### [Material provided]

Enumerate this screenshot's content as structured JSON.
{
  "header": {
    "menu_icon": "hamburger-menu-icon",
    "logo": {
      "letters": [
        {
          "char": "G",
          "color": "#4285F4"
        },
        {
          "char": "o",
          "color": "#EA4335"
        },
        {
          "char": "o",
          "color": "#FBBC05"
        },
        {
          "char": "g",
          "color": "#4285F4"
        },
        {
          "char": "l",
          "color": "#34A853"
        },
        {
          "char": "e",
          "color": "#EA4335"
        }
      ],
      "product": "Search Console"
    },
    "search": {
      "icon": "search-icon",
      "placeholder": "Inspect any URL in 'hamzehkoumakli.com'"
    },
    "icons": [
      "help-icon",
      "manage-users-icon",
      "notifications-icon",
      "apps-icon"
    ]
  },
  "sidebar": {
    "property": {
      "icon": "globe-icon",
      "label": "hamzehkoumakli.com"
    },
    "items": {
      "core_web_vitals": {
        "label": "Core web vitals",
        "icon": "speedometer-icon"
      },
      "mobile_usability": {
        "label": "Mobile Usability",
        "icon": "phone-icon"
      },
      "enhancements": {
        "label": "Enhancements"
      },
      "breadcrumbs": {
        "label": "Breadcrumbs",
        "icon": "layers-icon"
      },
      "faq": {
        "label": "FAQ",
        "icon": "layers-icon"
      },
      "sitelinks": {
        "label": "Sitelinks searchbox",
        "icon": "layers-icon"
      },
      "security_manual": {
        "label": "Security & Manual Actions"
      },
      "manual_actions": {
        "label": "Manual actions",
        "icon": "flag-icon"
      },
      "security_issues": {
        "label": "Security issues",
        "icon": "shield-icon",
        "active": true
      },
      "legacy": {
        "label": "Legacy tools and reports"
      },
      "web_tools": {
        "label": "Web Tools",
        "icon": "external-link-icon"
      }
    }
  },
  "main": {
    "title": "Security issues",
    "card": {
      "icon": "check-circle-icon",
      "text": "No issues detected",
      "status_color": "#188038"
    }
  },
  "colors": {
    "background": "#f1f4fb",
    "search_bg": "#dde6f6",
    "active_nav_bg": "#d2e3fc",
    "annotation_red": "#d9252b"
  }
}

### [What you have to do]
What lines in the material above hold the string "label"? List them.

### [Task solution]
      "label": "hamzehkoumakli.com"
        "label": "Core web vitals",
        "label": "Mobile Usability",
        "label": "Enhancements"
        "label": "Breadcrumbs",
        "label": "FAQ",
        "label": "Sitelinks searchbox",
        "label": "Security & Manual Actions"
        "label": "Manual actions",
        "label": "Security issues",
        "label": "Legacy tools and reports"
        "label": "Web Tools",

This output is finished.